Sarajevo as the city represents a mix of different cultures, nations and religions, which has always attracted tourists to visit it, and writers and journalists to write about it. The American non-profit media organization Fair Observer characterized the capital of BiH as one of the most interesting cities in Europe.
In the introduction, the author of the text reminded of war, suffering and siege of Sarajevo, but emphasized that citizens of Sarajevo want to move forward, and that long culture and diversity are giving hope and courage to do it.
“Having been nicknamed the “Jerusalem of the West” when it was still a part of former Yugoslavia, Sarajevo is home to three main ethnic groups: Bosnian Muslims, who make up the majority of the city, Orthodox Serbians and Croatian Catholics. Where this diversity is most visible and felt is the municipality of Stari Grad, or the Old City, which is the most historically significant part of Sarajevo. Stari Grad is split into two: The eastern half is influenced by the Ottomans, while the western part showcases architecture from when the Austro-Hungarians ruled. As a result, Stari Grad is a meeting place between East and West,” as stated by Fair Observer.

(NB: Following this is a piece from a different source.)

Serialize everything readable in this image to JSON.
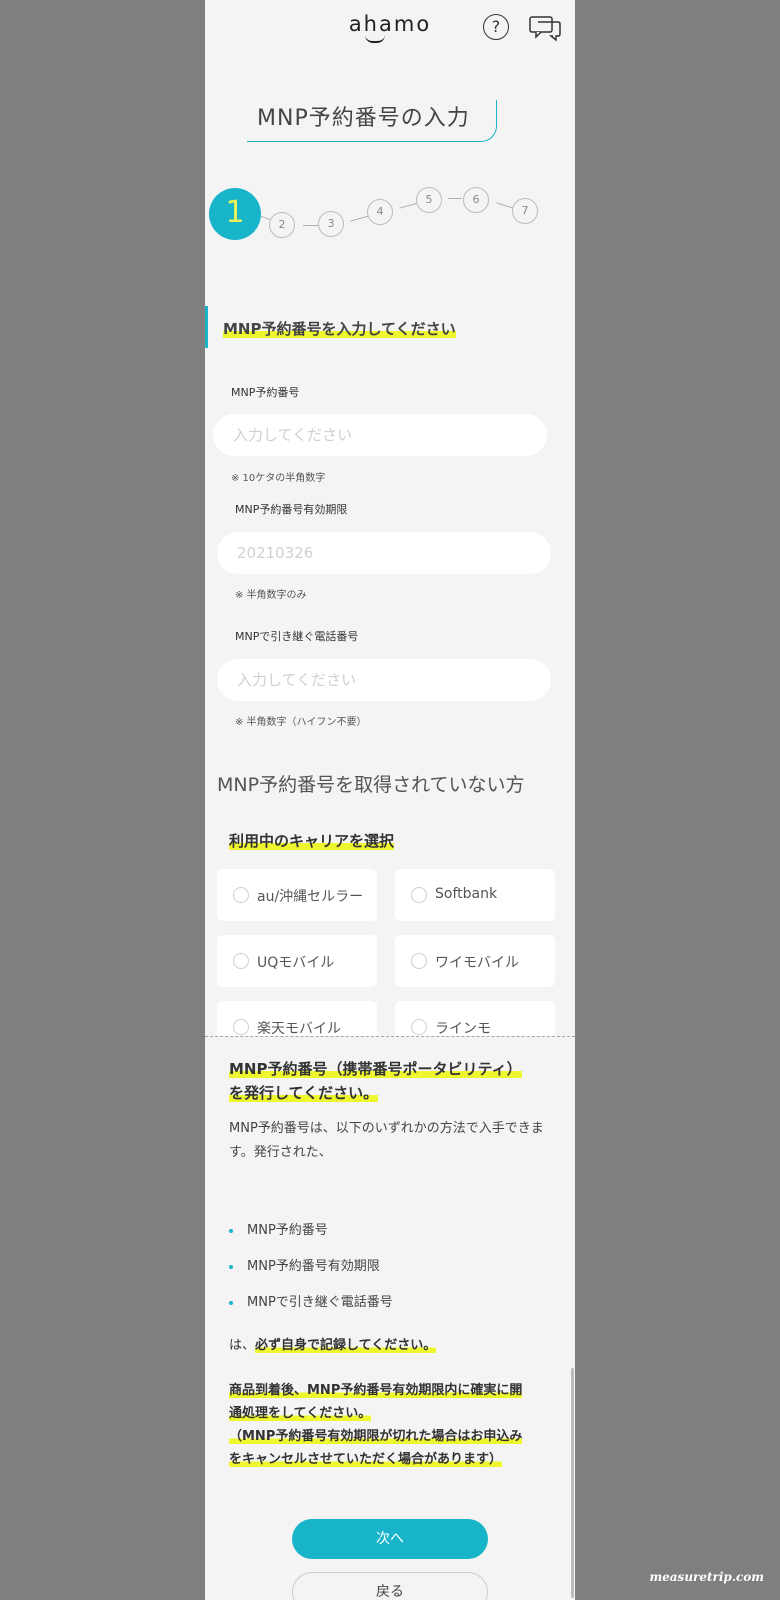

Like everyone else, the journalist of Fair Observer was fascinated by the vicinity in which are mosques, cathedrals and orthodox churches.
“Bascarsija, the Turkish market sector—where Ottoman General Isa-Beg Isakovic founded the city in the 15th century—sits at the heart of Stari Grad. The Ottomans ruled for 400 years, and their lasting presence is felt in this part of the city, which was reserved solely for commerce. In 1878, Sarajevo suddenly became part of Austria-Hungary, which led to a dramatic change in the style of architecture. But that wasn’t all: The new rulers also brought better infrastructure, new technology and industry to Sarajevo, which made the city a testing ground for innovations. Due to this, Sarajevo was the first city in Europe to have an electrified tram system in 1885. Some of the best examples of Austro-Hungarian architecture can be found along the Miljacka River,” said the author.
Fair Observer finally concludes that because of this history and diversity, the city has an optimistic future.
(Source: klix.ba/fairobserver.com/Photo: Hanieh Khosroshahi)